Earlier this week, North Korea and Nigeria signed an economic cooperation agreement that will deepen ties between the two countries in the areas of knowledge exchange, information technology, and public sector exchanges of modern technology. According to NKNews, the two countries further agreed to “facilitate the exchange of experts, technicians, and university professors between the DPRK and Nigerian universities.” The agreement is part of a nine-point communique which was issued to mark the conclusion of the Fourth Session of the Nigeria-DPRK meeting in Abuja. The agreement was announced between North Korea’s Vice Minister of Trade Ri-myong San and Nigeria’s Permanent Secretary of the Ministry of Foreign Affairs Martin Uhomoihbi.
This agreement follows on the heels of a similar agreement that was signed between the two countries in 2012. Uhomoihbi told reporters that North Korea and Nigeria faced common development challenges as developing countries and that the agreement would be mutually beneficial for their development.

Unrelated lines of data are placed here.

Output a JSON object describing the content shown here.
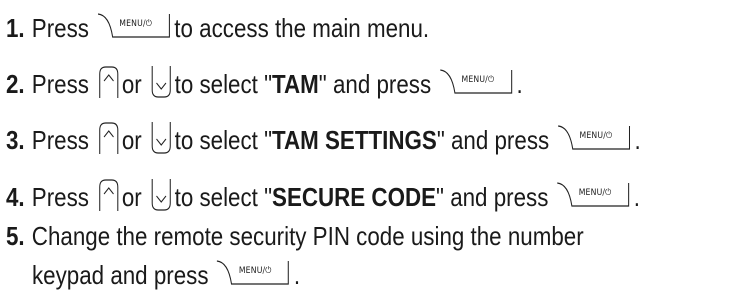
{
  "keys": {
    "menu_label": "MENU/⏻"
  },
  "steps": [
    {
      "number": "1.",
      "parts": [
        "Press",
        "to access the main menu."
      ]
    },
    {
      "number": "2.",
      "parts": [
        "Press",
        "or",
        "to select \"",
        "TAM",
        "\" and press",
        "."
      ]
    },
    {
      "number": "3.",
      "parts": [
        "Press",
        "or",
        "to select \"",
        "TAM SETTINGS",
        "\" and press",
        "."
      ]
    },
    {
      "number": "4.",
      "parts": [
        "Press",
        "or",
        "to select \"",
        "SECURE CODE",
        "\" and press",
        "."
      ]
    },
    {
      "number": "5.",
      "parts": [
        "Change the remote security PIN code using the number",
        "keypad and press",
        "."
      ]
    }
  ]
}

The agreement is remarkably comprehensive in its scope. Part of the agreement can be understood to encourage greater people-to-people ties between North Korea and Nigeria via educational and research exchanges. Generally, North Korea does not encourage this type of diplomatic contact. According to All Africa, the agreement “encourages university professors to carry out joint research programmes in agriculture, geology, oil and gas, industrial technology, among others.” Both countries further agreed to expand cooperation in the areas of primary, secondary, and vocational and technical education.Enjoying this article? Click here to subscribe for full access. Just $5 a month.
Uhomoihbi noted that “one remarkable thing about our relations is that it has never been for once disrupted or frosty and this, indeed, is a testimony to very cordial and warm relations existing between both countries.” Diplomatic ties have existed between North Korea and Nigeria since 1976, although genuine cooperation has come relatively recently. San, in Abuja, expressed North Korea’s desire to see Nigeria play a greater role in global affairs. “We wish Nigeria becomes a permanent member of the UN Security Council and play a greater role in representing and protecting the interests of African people in the international arena,” San told the press in Nigeria.
North Korea has maintained some degree of interest in Africa, dating back to the Cold War when it would support radical governments and dictators across the continent. In return for its modest support, North Korea won diplomatic recognition and some leverage. In recent years, major African states have largely ignored North Korea given South Korea’s economic preeminence. Nigeria, despite its continued willingness to interface with North Korea, has significantly deeper ties with South Korea. South Korea has even reportedly sought out Nigerian assistance in pursuing peace with North Korea, in part owing to Nigeria’s positive relationship with North Korea.